─── Data records
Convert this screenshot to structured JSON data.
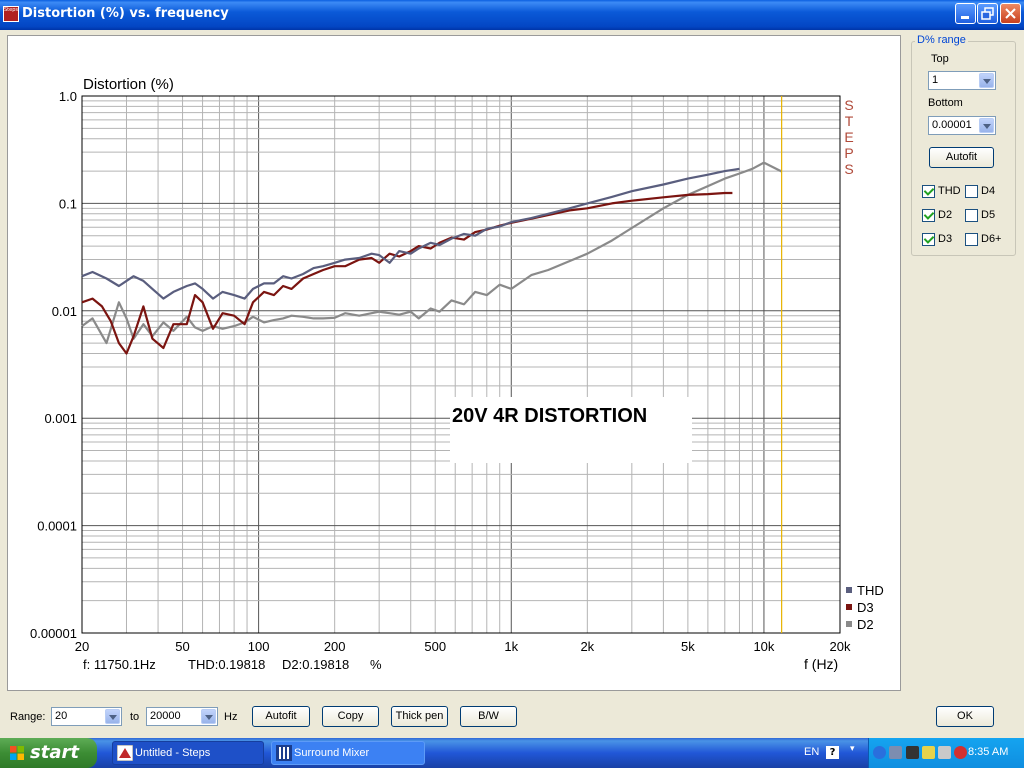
{
  "window": {
    "title": "Distortion (%) vs. frequency",
    "app_icon_text": "Steps"
  },
  "chart_data": {
    "type": "line",
    "title": "",
    "ylabel": "Distortion (%)",
    "xlabel": "f (Hz)",
    "x_scale": "log",
    "y_scale": "log",
    "xlim": [
      20,
      20000
    ],
    "ylim": [
      1e-05,
      1.0
    ],
    "x_ticks": [
      20,
      50,
      100,
      200,
      500,
      1000,
      2000,
      5000,
      10000,
      20000
    ],
    "x_tick_labels": [
      "20",
      "50",
      "100",
      "200",
      "500",
      "1k",
      "2k",
      "5k",
      "10k",
      "20k"
    ],
    "y_ticks": [
      1e-05,
      0.0001,
      0.001,
      0.01,
      0.1,
      1.0
    ],
    "y_tick_labels": [
      "0.00001",
      "0.0001",
      "0.001",
      "0.01",
      "0.1",
      "1.0"
    ],
    "grid": true,
    "brand": "STEPS",
    "annotation": "20V 4R DISTORTION",
    "cursor_frequency": 11750.1,
    "readout": {
      "freq": "f: 11750.1Hz",
      "thd": "THD:0.19818",
      "d2": "D2:0.19818",
      "unit": "%"
    },
    "legend_position": "bottom-right",
    "series": [
      {
        "name": "THD",
        "color": "#5a5e7e",
        "x": [
          20,
          22,
          25,
          28,
          30,
          32,
          35,
          38,
          42,
          46,
          52,
          56,
          60,
          66,
          72,
          80,
          88,
          95,
          105,
          115,
          125,
          135,
          150,
          165,
          180,
          200,
          220,
          250,
          280,
          300,
          330,
          360,
          400,
          430,
          480,
          520,
          580,
          650,
          720,
          800,
          900,
          1000,
          1200,
          1400,
          1700,
          2000,
          2500,
          3000,
          4000,
          5000,
          6000,
          7000,
          7500,
          8000
        ],
        "y": [
          0.021,
          0.023,
          0.02,
          0.017,
          0.019,
          0.021,
          0.019,
          0.016,
          0.013,
          0.015,
          0.017,
          0.018,
          0.016,
          0.013,
          0.015,
          0.014,
          0.013,
          0.016,
          0.018,
          0.018,
          0.021,
          0.02,
          0.022,
          0.025,
          0.026,
          0.028,
          0.03,
          0.031,
          0.034,
          0.033,
          0.028,
          0.036,
          0.034,
          0.038,
          0.043,
          0.041,
          0.047,
          0.052,
          0.05,
          0.058,
          0.061,
          0.067,
          0.073,
          0.08,
          0.09,
          0.1,
          0.115,
          0.13,
          0.15,
          0.17,
          0.185,
          0.2,
          0.205,
          0.21
        ]
      },
      {
        "name": "D3",
        "color": "#7b1410",
        "x": [
          20,
          22,
          24,
          26,
          28,
          30,
          32,
          35,
          38,
          42,
          46,
          52,
          56,
          60,
          66,
          72,
          80,
          88,
          95,
          105,
          115,
          125,
          135,
          150,
          165,
          180,
          200,
          220,
          250,
          280,
          300,
          330,
          360,
          400,
          430,
          480,
          520,
          580,
          650,
          720,
          800,
          900,
          1000,
          1200,
          1400,
          1700,
          2000,
          2500,
          3000,
          4000,
          5000,
          6000,
          7000,
          7500
        ],
        "y": [
          0.012,
          0.013,
          0.011,
          0.008,
          0.005,
          0.004,
          0.0058,
          0.011,
          0.0055,
          0.0045,
          0.0075,
          0.0075,
          0.014,
          0.012,
          0.0068,
          0.0095,
          0.009,
          0.0075,
          0.012,
          0.015,
          0.014,
          0.017,
          0.016,
          0.02,
          0.022,
          0.024,
          0.026,
          0.026,
          0.03,
          0.031,
          0.028,
          0.034,
          0.032,
          0.036,
          0.04,
          0.038,
          0.043,
          0.048,
          0.046,
          0.054,
          0.057,
          0.062,
          0.066,
          0.072,
          0.078,
          0.086,
          0.09,
          0.1,
          0.106,
          0.114,
          0.12,
          0.122,
          0.125,
          0.125
        ]
      },
      {
        "name": "D2",
        "color": "#8a8a8a",
        "x": [
          20,
          22,
          25,
          28,
          30,
          32,
          35,
          38,
          42,
          46,
          52,
          56,
          60,
          66,
          72,
          80,
          88,
          95,
          105,
          115,
          125,
          135,
          150,
          165,
          180,
          200,
          220,
          250,
          280,
          300,
          330,
          360,
          400,
          430,
          480,
          520,
          580,
          650,
          720,
          800,
          900,
          1000,
          1200,
          1400,
          1700,
          2000,
          2500,
          3000,
          4000,
          5000,
          6000,
          7000,
          8000,
          9000,
          10000,
          11750
        ],
        "y": [
          0.0072,
          0.0085,
          0.005,
          0.012,
          0.0085,
          0.0055,
          0.0075,
          0.0058,
          0.0078,
          0.0065,
          0.0088,
          0.007,
          0.0065,
          0.0072,
          0.0068,
          0.0072,
          0.0078,
          0.0088,
          0.0078,
          0.0082,
          0.0085,
          0.009,
          0.0088,
          0.0085,
          0.0085,
          0.0086,
          0.0095,
          0.009,
          0.0095,
          0.0098,
          0.0095,
          0.0092,
          0.0098,
          0.0085,
          0.0105,
          0.0098,
          0.0125,
          0.0115,
          0.015,
          0.014,
          0.0175,
          0.016,
          0.0215,
          0.024,
          0.029,
          0.034,
          0.045,
          0.059,
          0.09,
          0.12,
          0.145,
          0.17,
          0.19,
          0.21,
          0.24,
          0.19818
        ]
      }
    ]
  },
  "range_panel": {
    "title": "D% range",
    "top_label": "Top",
    "top_value": "1",
    "bottom_label": "Bottom",
    "bottom_value": "0.00001",
    "autofit_label": "Autofit",
    "checkboxes": [
      {
        "label": "THD",
        "checked": true
      },
      {
        "label": "D4",
        "checked": false
      },
      {
        "label": "D2",
        "checked": true
      },
      {
        "label": "D5",
        "checked": false
      },
      {
        "label": "D3",
        "checked": true
      },
      {
        "label": "D6+",
        "checked": false
      }
    ]
  },
  "bottom_bar": {
    "range_label": "Range:",
    "range_from": "20",
    "to_label": "to",
    "range_to": "20000",
    "unit_label": "Hz",
    "autofit_label": "Autofit",
    "copy_label": "Copy",
    "thick_pen_label": "Thick pen",
    "bw_label": "B/W",
    "ok_label": "OK"
  },
  "taskbar": {
    "start_label": "start",
    "items": [
      {
        "label": "Untitled - Steps",
        "active": true
      },
      {
        "label": "Surround Mixer",
        "active": false
      }
    ],
    "lang": "EN",
    "clock": "8:35 AM"
  }
}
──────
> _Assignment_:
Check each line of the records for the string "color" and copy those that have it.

> _Expected answer_:
        "color": "#5a5e7e",
        "color": "#7b1410",
        "color": "#8a8a8a",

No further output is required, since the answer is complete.